All that being said, GRIME”s greatest sin is probably one of padding. There are three or four sections late in the game that don’t need to be there. Removing or significantly shortening them loses the player nothing and makes a tighter, more enjoyable experience. Can there not be 15 minutes of jumping around following a climactic boss fight? Can we just move on with the story?
A Horrorscape You’ll Come to Love
My gripes with the platforming and challenge design aside, the world and music in GRIME are top-notch. The body horror and surrealist elements, from platforms made of teeth to elevators built on a spinal cord, smack of existing inside of something.
The NPCs and inhabitants of the world are similarly odd, including men made of rocks and gems to entire sections and entities of the world made of raw nerve fibers. It’s a weird and wonderful menagerie that’s sometimes disgusting and always interesting to look at.
The storytelling is typical Souls fare. Item descriptions and vague hints from other characters of the world’s past leave a lot to the imagination. GRIME does suffer a bit from the “Proper Nouns because mysterious” problem. There’s a lot about a Child and a Parent and a Womb and a Will. I expect lore-lovers to unpack a lot of it, but the story lacks characters and is a little too ephemeral for my tastes.
Not that Souls-like stories should be clear, but GRIME goes out of its way to be profound and opaque, often when it doesn’t need to.
What we all need more of is Alex Roe’s orchestral score. Alex has been creating Souls-style music and remixing the Souls soundtrack for almost a decade, and he nails the atmosphere with GRIME. To someone who knows his style, it’s immediately apparent he’s behind the music here, but my familiarity with his compositions only enhances the experience.
At its best, the music stands level with the mainline Souls series and is thus some of Alex’s best work. Check out his YouTube channel for some great tunes.
GRIME Review — The Bottom Line
- Some of the best bosses in a Souls-like out there
- Amazing music and atmosphere
- Engaging and immersive world that manages to astound and discuss at equal measure
- Too much precision platforming and less than adequate controls
- A story that tries too hard to be mysterious
- Extra padding for the sake of playtime
GRIME is worth every second of your time, even with the middle section from hell. Its bosses and music alone are worth the price of admission, but you’ve got an impressively built Metroidvania with RPG and Souls-like elements here, as well.

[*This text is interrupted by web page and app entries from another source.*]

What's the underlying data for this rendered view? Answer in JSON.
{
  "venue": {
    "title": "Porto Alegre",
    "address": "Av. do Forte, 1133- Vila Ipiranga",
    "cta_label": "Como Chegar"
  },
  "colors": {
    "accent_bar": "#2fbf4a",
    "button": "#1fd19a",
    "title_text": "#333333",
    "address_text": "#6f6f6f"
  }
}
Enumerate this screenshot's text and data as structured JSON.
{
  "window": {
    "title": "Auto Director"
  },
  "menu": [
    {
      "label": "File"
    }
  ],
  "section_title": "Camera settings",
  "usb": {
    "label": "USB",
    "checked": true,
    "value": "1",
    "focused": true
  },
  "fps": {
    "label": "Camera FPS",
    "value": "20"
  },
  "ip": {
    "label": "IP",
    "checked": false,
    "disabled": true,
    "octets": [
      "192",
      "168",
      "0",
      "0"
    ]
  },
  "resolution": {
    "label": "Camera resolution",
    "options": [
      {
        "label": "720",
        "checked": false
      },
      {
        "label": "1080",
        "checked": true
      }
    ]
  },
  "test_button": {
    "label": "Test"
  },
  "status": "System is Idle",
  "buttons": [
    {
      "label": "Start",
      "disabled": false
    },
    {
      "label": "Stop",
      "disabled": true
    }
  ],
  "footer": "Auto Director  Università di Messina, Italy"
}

It rewards exploration and finds new ways to challenges players at every turn, and some of its unique mechanics stand shoulder to shoulder with other titans of any of its influences.
[Note: GameSkinny provided the copy of GRIME used for this review.]